That’s according to research by NASA’s Transformative Vertical Flight (eVTOL) Work Group for Public Services.
That working group believes the aerospace industry may produce a semi-autonomous eVTOL demonstrator that can carry one or two people and could begin test flights as soon as 2020. Field deployment and pilot production may be possible as soon as 2022 – should everything go right. Such a UAV would have an operational radius of about 22nm (40km).

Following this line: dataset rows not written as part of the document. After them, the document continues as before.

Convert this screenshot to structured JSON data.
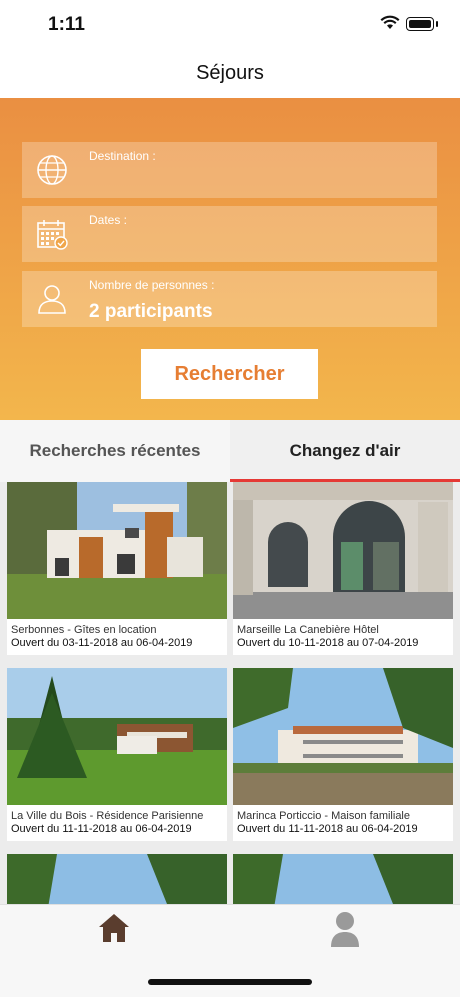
{
  "status_bar": {
    "time": "1:11"
  },
  "nav": {
    "title": "Séjours"
  },
  "search": {
    "destination": {
      "label": "Destination :",
      "value": ""
    },
    "dates": {
      "label": "Dates :",
      "value": ""
    },
    "persons": {
      "label": "Nombre de personnes :",
      "value": "2 participants"
    },
    "button_label": "Rechercher"
  },
  "tabs": [
    {
      "label": "Recherches récentes",
      "active": false
    },
    {
      "label": "Changez d'air",
      "active": true
    }
  ],
  "colors": {
    "accent_orange": "#e67e33",
    "gradient_top": "#ea8f42",
    "gradient_bottom": "#f3b64c",
    "tab_underline": "#e53935"
  },
  "listings": [
    {
      "name": "Serbonnes - Gîtes en location",
      "dates": "Ouvert du 03-11-2018 au 06-04-2019"
    },
    {
      "name": "Marseille La Canebière Hôtel",
      "dates": "Ouvert du 10-11-2018 au 07-04-2019"
    },
    {
      "name": "La Ville du Bois - Résidence Parisienne",
      "dates": "Ouvert du 11-11-2018 au 06-04-2019"
    },
    {
      "name": "Marinca Porticcio - Maison familiale",
      "dates": "Ouvert du 11-11-2018 au 06-04-2019"
    },
    {
      "name": "",
      "dates": ""
    },
    {
      "name": "",
      "dates": ""
    }
  ],
  "tabbar": {
    "items": [
      "home-icon",
      "profile-icon"
    ]
  }
}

Possible missions for eVTOLs include search and rescue, law enforcement, firefighting, medical transport emergency response and military cargo operations. For example, eVTOLs may be useful as miniature aerial firefighting aircraft, says Johnny Doo, president of International Vehicle Research and group lead of the NASA working group.
“eVTOLs don’t have the water or fire retardant carrying capacity [of helicopters], but smaller amounts of water and fire retardant at the early stage of the fire can prevent it from spreading,” he says.
Notably, California Department of Forestry and Fire Protection has recently been unable to perform aerial water drops on fires in their early stages due to a limited supply of pilots and aircraft. Pilotless eVTOLs could be valuable to a state like California, says Doo.
Still, eVTOLs aren’t superior to helicopters in all respects.
“eVTOLs don’t hover as well because of the high disk loading,” says Doo. “They are not quite as efficient as a helicopter.”
Nonetheless, eVTOLs wouldn’t have to completely displace traditional helicopters to be useful. The addition of the aircraft could be complimentary, say Doo.